Speaking to NME, Halford took a diplomatic approach, saying, “I’ve always admired it. The Rock and Roll Hall of Fame isn’t any different from those other institutions they have in America, like the one for football, where you’ll always get some people complaining one player deserves to be there over another. Emotions always run high whenever these awards take place.”
“But I’ve always supported it – only because of the company we’d be in,” he continued. “I think if any metal band deserves to be in the Rock and Roll Hall of Fame, it’s Priest and beyond that, there needs to be more metal there because there’s not enough.”
Judas Priest has been eligible since 1999 and been on the ballot several times, most recently this past winter, where they came in fifth in the fan vote. But the band were shut out yet again, with the Hall’s voters choosing the Doobie Brothers, T-Rex, Nine Inch Nails, Depeche Mode, Whitney Houston and the Notorious B.I.G. instead.

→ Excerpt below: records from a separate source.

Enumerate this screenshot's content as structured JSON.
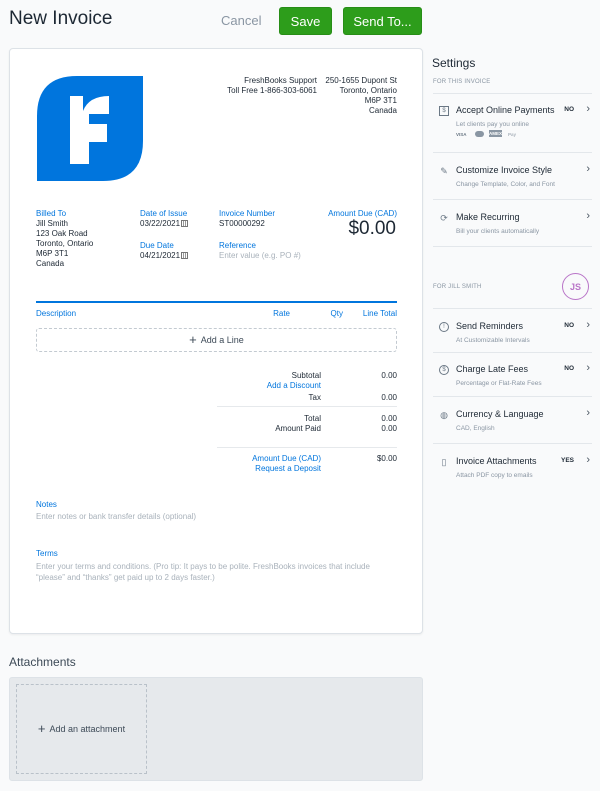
{
  "header": {
    "title": "New Invoice",
    "cancel_label": "Cancel",
    "save_label": "Save",
    "send_label": "Send To..."
  },
  "invoice": {
    "company": {
      "name": "FreshBooks Support",
      "phone": "Toll Free 1-866-303-6061",
      "address": [
        "250-1655 Dupont St",
        "Toronto, Ontario",
        "M6P 3T1",
        "Canada"
      ]
    },
    "billed_to": {
      "label": "Billed To",
      "lines": [
        "Jill Smith",
        "123 Oak Road",
        "Toronto, Ontario",
        "M6P 3T1",
        "Canada"
      ]
    },
    "date_of_issue": {
      "label": "Date of Issue",
      "value": "03/22/2021"
    },
    "due_date": {
      "label": "Due Date",
      "value": "04/21/2021"
    },
    "invoice_number": {
      "label": "Invoice Number",
      "value": "ST00000292"
    },
    "reference": {
      "label": "Reference",
      "placeholder": "Enter value (e.g. PO #)"
    },
    "amount_due": {
      "label": "Amount Due (CAD)",
      "value": "$0.00"
    },
    "columns": [
      "Description",
      "Rate",
      "Qty",
      "Line Total"
    ],
    "add_line_label": "Add a Line",
    "totals": {
      "subtotal_label": "Subtotal",
      "subtotal": "0.00",
      "discount_link": "Add a Discount",
      "tax_label": "Tax",
      "tax": "0.00",
      "total_label": "Total",
      "total": "0.00",
      "paid_label": "Amount Paid",
      "paid": "0.00",
      "due_label": "Amount Due (CAD)",
      "due": "$0.00",
      "deposit_link": "Request a Deposit"
    },
    "notes": {
      "label": "Notes",
      "placeholder": "Enter notes or bank transfer details (optional)"
    },
    "terms": {
      "label": "Terms",
      "placeholder": "Enter your terms and conditions. (Pro tip: It pays to be polite. FreshBooks invoices that include “please” and “thanks” get paid up to 2 days faster.)"
    }
  },
  "settings": {
    "title": "Settings",
    "section_invoice": "FOR THIS INVOICE",
    "section_client": "FOR JILL SMITH",
    "avatar_initials": "JS",
    "payment_methods": [
      "VISA",
      "MC",
      "AMEX",
      "Pay"
    ],
    "items": [
      {
        "name": "Accept Online Payments",
        "sub": "Let clients pay you online",
        "status": "NO",
        "icon": "payment-icon"
      },
      {
        "name": "Customize Invoice Style",
        "sub": "Change Template, Color, and Font",
        "status": "",
        "icon": "brush-icon"
      },
      {
        "name": "Make Recurring",
        "sub": "Bill your clients automatically",
        "status": "",
        "icon": "recurring-icon"
      },
      {
        "name": "Send Reminders",
        "sub": "At Customizable Intervals",
        "status": "NO",
        "icon": "alarm-icon"
      },
      {
        "name": "Charge Late Fees",
        "sub": "Percentage or Flat-Rate Fees",
        "status": "NO",
        "icon": "late-fee-icon"
      },
      {
        "name": "Currency & Language",
        "sub": "CAD, English",
        "status": "",
        "icon": "globe-icon"
      },
      {
        "name": "Invoice Attachments",
        "sub": "Attach PDF copy to emails",
        "status": "YES",
        "icon": "attachment-icon"
      }
    ]
  },
  "attachments": {
    "title": "Attachments",
    "add_label": "Add an attachment"
  }
}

After the most recent snub, guitarist Richie Faulkner, who’s been in Judas Priest since 2011, blasted the Rock Hall. “These institutions are founded on what these guys helped create and to not be included is a total joke,” he tweeted, later adding, “If you wanna call it the ROCK hall, then you should start with a healthy foundation of ROCK (in all its forms) to build on. The founding brothers and sisters that created and developed our beloved style of music and aided its evolution. Otherwise, what does it mean?”

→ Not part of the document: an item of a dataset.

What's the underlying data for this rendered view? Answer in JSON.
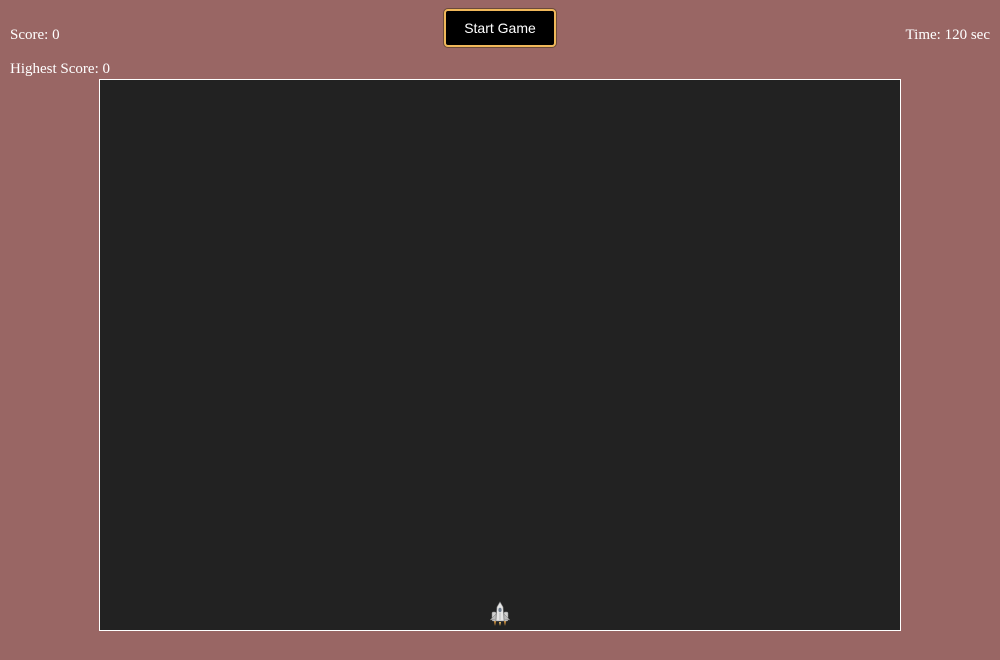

This year’s induction ceremony was scheduled to take place in Cleveland back in May, but the in-person event was canceled due to the coronavirus pandemic. Instead, a virtual ceremony will be streamed on Nov. 7 at 8PM Eastern on HBO Max.